The day starts early with chores and loading up. After a 20- to 25-minute drive, the crew arrives at the fair. Kayla and Kelsey remain with the animals cleaning stalls, feeding them and watching over them while the rest of the family returns home to finish the chores.

"The younger kids feel like they have been gypped since they can't stay at the fair, but I am proud of the older girls because they are very respectful, they stay where they were told to stay and do what they were told to do," Kelly stated.

Of course, knowing there are adults around, willing to help out if need be, does take some of the pressure off the rest of the family.

"We are lucky to have families willing to help out everybody else,” said Kelly. “The Witts and the Earley girls from Spring Valley have all helped to make us feel more comfortable there.”

Each of the kids does a very good job with helping out. The older ones help out with the animals and the youngest ones play with the animals, taming them down to get used to a lot of people.

But Kelly and her husband are not the only ones noticing how much 4-H has shaped their kids' lives. The kids do too.

"Being in 4-H helps me get to know people and learn leadership. It helped get me started in agriculture," said Kayla, who hopes to have a future in agriculture when she grows up.

Kelsey has also been affected by 4-H in a positive way.

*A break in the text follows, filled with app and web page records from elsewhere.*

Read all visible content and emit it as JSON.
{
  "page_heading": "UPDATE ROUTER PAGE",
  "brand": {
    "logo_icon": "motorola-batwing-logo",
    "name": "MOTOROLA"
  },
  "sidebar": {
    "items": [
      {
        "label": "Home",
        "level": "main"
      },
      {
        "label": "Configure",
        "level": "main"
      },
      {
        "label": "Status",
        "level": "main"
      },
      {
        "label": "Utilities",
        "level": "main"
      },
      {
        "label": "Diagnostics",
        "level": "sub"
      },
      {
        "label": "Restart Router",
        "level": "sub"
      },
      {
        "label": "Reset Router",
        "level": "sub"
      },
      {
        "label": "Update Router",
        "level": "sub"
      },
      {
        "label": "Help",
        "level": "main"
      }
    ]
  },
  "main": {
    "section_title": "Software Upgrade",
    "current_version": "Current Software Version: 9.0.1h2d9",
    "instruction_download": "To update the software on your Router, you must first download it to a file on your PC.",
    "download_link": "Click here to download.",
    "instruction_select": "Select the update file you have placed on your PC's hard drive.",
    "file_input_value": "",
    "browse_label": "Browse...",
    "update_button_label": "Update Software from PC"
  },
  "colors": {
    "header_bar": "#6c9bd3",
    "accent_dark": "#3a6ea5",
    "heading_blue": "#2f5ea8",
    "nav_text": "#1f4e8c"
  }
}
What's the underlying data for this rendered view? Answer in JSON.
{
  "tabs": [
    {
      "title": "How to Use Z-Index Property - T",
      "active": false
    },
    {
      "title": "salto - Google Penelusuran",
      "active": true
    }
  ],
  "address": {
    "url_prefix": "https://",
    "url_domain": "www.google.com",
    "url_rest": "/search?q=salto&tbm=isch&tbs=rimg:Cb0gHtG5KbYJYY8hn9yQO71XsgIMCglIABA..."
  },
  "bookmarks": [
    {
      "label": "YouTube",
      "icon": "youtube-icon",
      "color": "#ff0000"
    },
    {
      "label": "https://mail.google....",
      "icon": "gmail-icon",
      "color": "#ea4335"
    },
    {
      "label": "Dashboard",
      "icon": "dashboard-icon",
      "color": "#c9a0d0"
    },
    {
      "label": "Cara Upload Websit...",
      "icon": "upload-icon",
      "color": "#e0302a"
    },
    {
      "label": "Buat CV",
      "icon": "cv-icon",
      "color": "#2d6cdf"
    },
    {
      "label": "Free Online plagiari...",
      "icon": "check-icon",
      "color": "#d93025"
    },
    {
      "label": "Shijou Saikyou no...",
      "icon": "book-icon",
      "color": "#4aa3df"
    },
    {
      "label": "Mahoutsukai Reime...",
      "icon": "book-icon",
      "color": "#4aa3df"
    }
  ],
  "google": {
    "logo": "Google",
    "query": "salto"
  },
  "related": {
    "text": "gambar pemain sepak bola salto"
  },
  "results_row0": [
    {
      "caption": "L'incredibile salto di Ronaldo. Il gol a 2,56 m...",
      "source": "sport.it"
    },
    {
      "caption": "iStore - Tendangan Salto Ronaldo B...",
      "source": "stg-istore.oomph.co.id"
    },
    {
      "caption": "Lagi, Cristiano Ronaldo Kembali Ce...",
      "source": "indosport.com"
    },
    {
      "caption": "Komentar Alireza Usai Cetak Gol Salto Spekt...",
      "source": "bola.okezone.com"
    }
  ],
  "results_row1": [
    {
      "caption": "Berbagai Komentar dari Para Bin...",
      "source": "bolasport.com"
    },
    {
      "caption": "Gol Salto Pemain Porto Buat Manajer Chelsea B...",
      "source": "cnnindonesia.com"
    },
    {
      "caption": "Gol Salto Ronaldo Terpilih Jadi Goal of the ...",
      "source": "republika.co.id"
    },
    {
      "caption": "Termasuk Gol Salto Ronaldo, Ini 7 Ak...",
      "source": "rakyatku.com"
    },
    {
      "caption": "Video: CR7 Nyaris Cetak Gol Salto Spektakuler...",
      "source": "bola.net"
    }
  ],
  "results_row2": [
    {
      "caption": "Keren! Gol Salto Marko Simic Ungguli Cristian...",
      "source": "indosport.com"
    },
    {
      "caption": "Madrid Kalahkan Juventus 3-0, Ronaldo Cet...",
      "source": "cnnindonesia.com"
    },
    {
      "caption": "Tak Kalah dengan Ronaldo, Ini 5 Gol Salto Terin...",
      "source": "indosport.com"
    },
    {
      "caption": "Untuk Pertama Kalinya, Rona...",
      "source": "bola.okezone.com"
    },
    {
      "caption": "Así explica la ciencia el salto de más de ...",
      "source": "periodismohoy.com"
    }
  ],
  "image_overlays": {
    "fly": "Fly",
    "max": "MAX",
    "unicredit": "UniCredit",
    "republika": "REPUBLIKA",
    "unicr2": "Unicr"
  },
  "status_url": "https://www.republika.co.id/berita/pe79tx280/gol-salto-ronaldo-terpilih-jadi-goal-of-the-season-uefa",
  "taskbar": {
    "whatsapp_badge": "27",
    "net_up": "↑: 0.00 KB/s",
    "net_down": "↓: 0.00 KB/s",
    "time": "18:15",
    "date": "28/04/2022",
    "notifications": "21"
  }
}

She wants to become a large animal veterinarian when she grows up.

"4-H gets me involved in more things and I am more active in a lot of activities than other people who are not in 4-H," Kelsey noted.

"4-H helps me get to do stuff with the animals on the farm," Krissie commented.

Much of what they are entering into the fair this year is either something they already enjoyed or have been introduced to.

"I entered photography because when I see something cool, I want to take it. And since I did dairy judging in FFA, I thought it would be good to enter in dairy as well," Kayla related.

After she was introduced to showing a dairy calf, Kelsey decided she wanted to become more involved in that competition as well. But what is really new is entering a beef calf into competition, especially since they usually do dairy.

"I got a beef calf of my uncle's last November. My cousin wanted me to show it and I thought it would be cool to get into beef too," she added.

Other reasons are from simple observation and liking what was seen. Krissie took this approach in her steps of getting more involved in entering animals at the fair.

"I liked working with rabbits in Cloverbuds so I started doing them in the fair. And when Kelsey started entering the dairy heifer, I thought it was cool, so I started too," she said.

The Cloverbud Klaudia is interested in pigs. She received two pigs and thought they were really fun. She has taught them tricks and is looking forward to next year already when she will be able to enter animals on her own.

Those who go to the fair next week will have a bunch of interesting exhibits and shows to see from families like the Biels.

The Fillmore County Fair promises to be a lot of fun during those five days from July 22 to July 26. Make sure to stop and listen and enjoy the animal noises.